In the midst of a media campaign that has teased the market with hints
of breakthrough performance and expanded parallelism, several insiders
are now referring to the forthcoming architecture as Intel Corp.'s
Scott Emmo, Hewlett-Packard technology manager for the Advanced Technology
Marketing Group in Palo Alto, CA, concedes that Intel (with whom HP
developed Merced's EPIC architecture), has cloaked the project in
a veil of secrecy that may have backfired by generating more speculation
than either company anticipated.
"I think the reason why there's been so many rumors about Merced and
the architecture is that it was filling a void of information, because

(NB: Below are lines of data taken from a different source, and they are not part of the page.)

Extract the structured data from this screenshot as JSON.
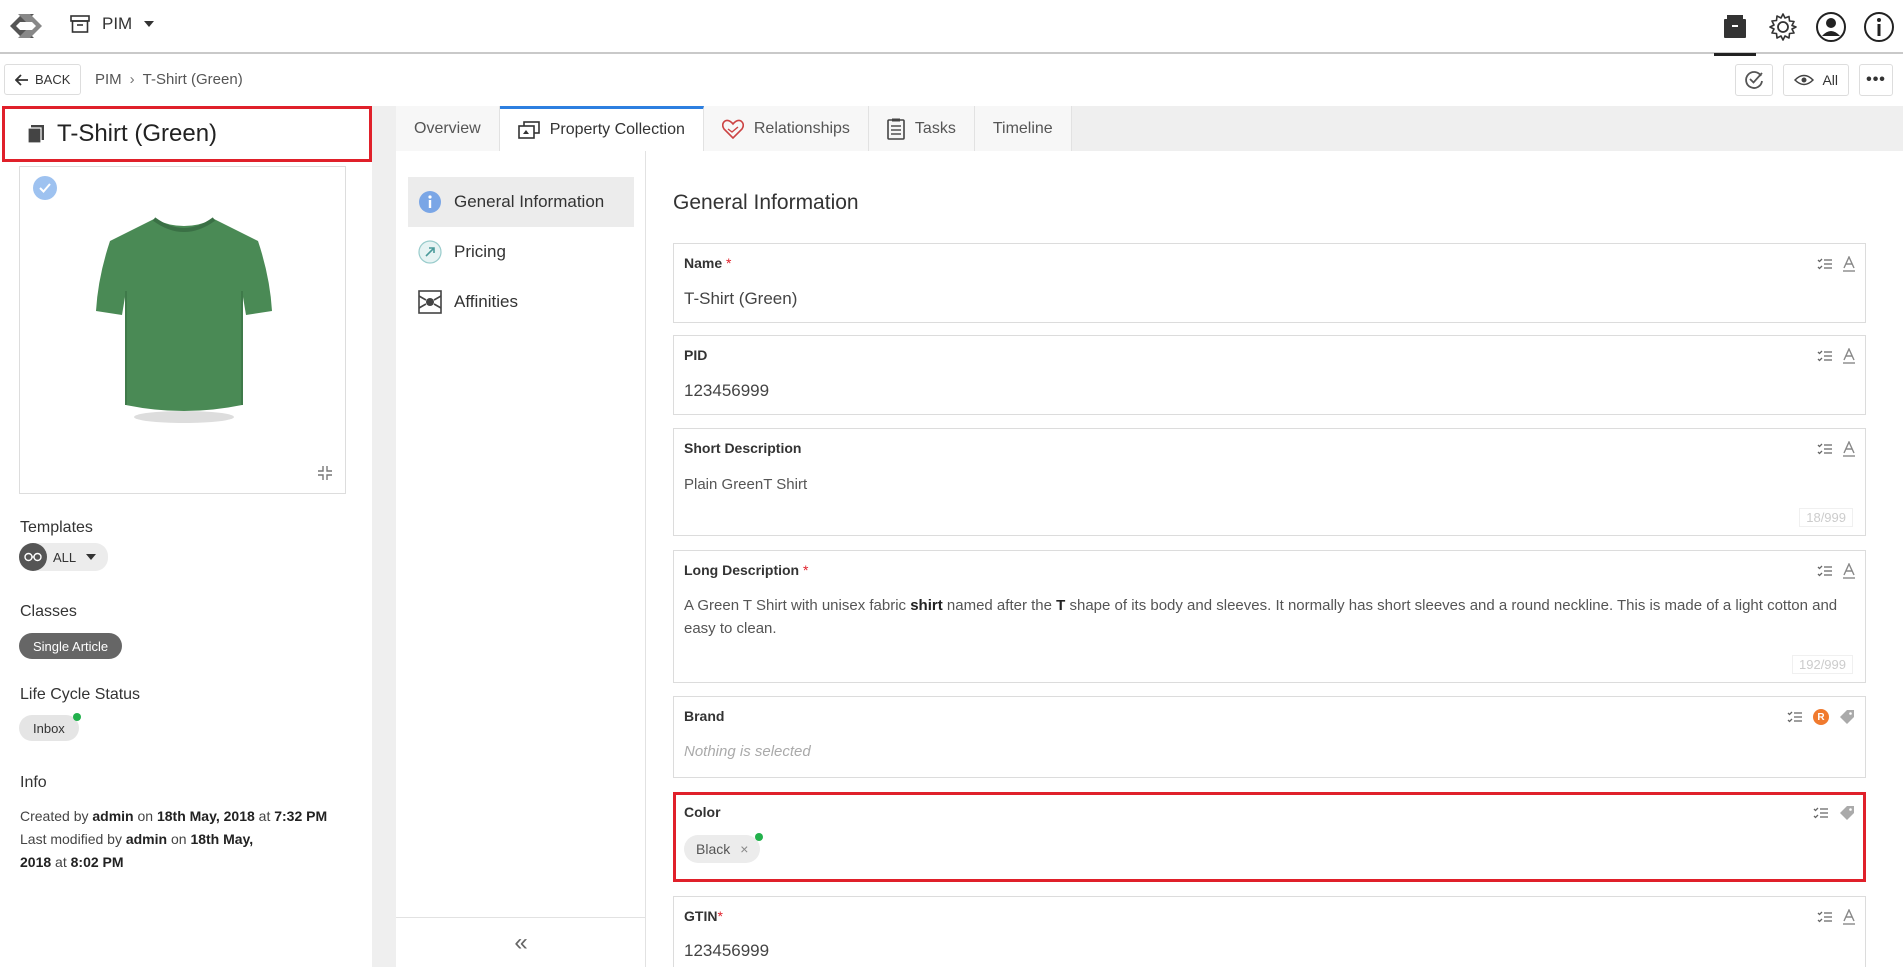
{
  "topbar": {
    "app_label": "PIM"
  },
  "breadcrumb": {
    "back_label": "BACK",
    "items": [
      "PIM",
      "T-Shirt (Green)"
    ],
    "view_filter_label": "All"
  },
  "left": {
    "title": "T-Shirt (Green)",
    "templates_label": "Templates",
    "template_value": "ALL",
    "classes_label": "Classes",
    "class_value": "Single Article",
    "lifecycle_label": "Life Cycle Status",
    "lifecycle_value": "Inbox",
    "info_label": "Info",
    "info": {
      "created_prefix": "Created by",
      "created_user": "admin",
      "created_on": "on",
      "created_date": "18th May, 2018",
      "created_at": "at",
      "created_time": "7:32 PM",
      "modified_prefix": "Last modified by",
      "modified_user": "admin",
      "modified_on": "on",
      "modified_date": "18th May, 2018",
      "modified_at": "at",
      "modified_time": "8:02 PM"
    }
  },
  "tabs": [
    "Overview",
    "Property Collection",
    "Relationships",
    "Tasks",
    "Timeline"
  ],
  "nav": [
    "General Information",
    "Pricing",
    "Affinities"
  ],
  "section_title": "General Information",
  "fields": {
    "name": {
      "label": "Name",
      "value": "T-Shirt (Green)"
    },
    "pid": {
      "label": "PID",
      "value": "123456999"
    },
    "short_desc": {
      "label": "Short Description",
      "value": "Plain GreenT Shirt",
      "counter": "18/999"
    },
    "long_desc": {
      "label": "Long Description",
      "text_1": "A Green T Shirt with unisex fabric ",
      "bold_1": "shirt",
      "text_2": " named after the ",
      "bold_2": "T",
      "text_3": " shape of its body and sleeves. It normally has short sleeves and a round neckline. This is made of a light cotton and easy to clean.",
      "counter": "192/999"
    },
    "brand": {
      "label": "Brand",
      "placeholder": "Nothing is selected",
      "badge": "R"
    },
    "color": {
      "label": "Color",
      "value": "Black",
      "remove": "×"
    },
    "gtin": {
      "label": "GTIN",
      "value": "123456999"
    }
  },
  "required_mark": "*",
  "colors": {
    "highlight": "#e0202a",
    "tab_accent": "#2d7fe0",
    "status_dot": "#22b14c",
    "brand_badge": "#f07a2e"
  }
}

Intel and HP really haven't said a whole lot about it in the past,
" he says. "People are guessing. Understand that Merced is a couple
of years off - in general, that kind of information isn't usually
brought out anyway."
Key to the hype surrounding Merced is EPIC (Explicitly Parallel Instruction
Computing). While most of today's 32-bit chips allow processors to
execute four tasks at once - or in parallel - EPIC would expand parallelism
without taking up more room on the microprocessor. That's because
EPIC takes the complexity of parallelism out of the processor and
allows the compiler to perform those tasks outside of the hardware.
Apart from pumping up clock speeds, Emmo says EPIC is the only other
way the industry will see more performance out of a chip.
"The analogy would be, if I've got a one-lane highway, cranking up
the clock speed would be like raising the speed limit," he says. "
I could get a lot more cars down the highway, but I'd have to go from
60 miles an hour to 80 miles an hour. In parallel, it's widening the
lanes. Today they only have four lanes, so I can get quite a few cars
down there, but by combining the two of them, I can get super performance
and I'm able to increase my lanes much easier."
The question is, who needs it? Bruce Lightner, vice-president of development
at Metaflow Technologies in La Jolla, CA, says the whole idea may
be premature, as much of the market has yet to make the transition
from 16- to 32-bit architecture. He also doubts any of the new chip
series will be seen before 1999, which has been the date reported
for Merced's debut.
"This is going to take a lot longer than any of us can imagine," he
says. "Intel has been trying to defocus on x86 performance. They really
made a big blunder with the Pentium Pro when they ignored 16-bit performance,
and part of this may be that Microsoft told them all that stuff is
going to be gone by (the year 2000). That idea has persisted, and
certainly if you've ever taken a 16-bit application and run it on
a Pentium Pro, it's horrible. I think Intel is seeing that x86 performance
is still very important, which has been another reason for putting
"After they've floated this trial balloon, I'm certainly picking up
the signs that they're re-trenching in the x86, making the Pentium
product line a better thing. That's not something they were saying
just before their Merced announcement."
Intel spokesperson Chuck Mulloy says the company's investment in Merced
doesn't mean abandoning other product lines.
"The Merced product line is over and above and beyond 32-bit processors,
and it doesn't mean we'll stop 32-bit architecture processors," he
says. "Merced will come in initially at the high end of the service
space, and maybe over time into high-end workstations, but we don'
t think people have fully utilized the capabilities of 32-bit (either).
We'll continue to push both."
While HP worked with Intel on the architecture, they'll have to buy
it from the chip giant, just like any other vendor. That's fine with
Emmo, who says the open-market approach will make Merced a standard.
But Lightner points out that fabrication is a very expensive part
of the business, which may explain HP's laissez-faire attitude to
COPYRIGHT 1998 Plesman Publications Ltd. (Canada)
Schick, Shane, Merced could be Intel's 'trial balloon.' (next generation processor)., Vol. 14, Computer Dealer News, 01-19-1998, pp 10(1).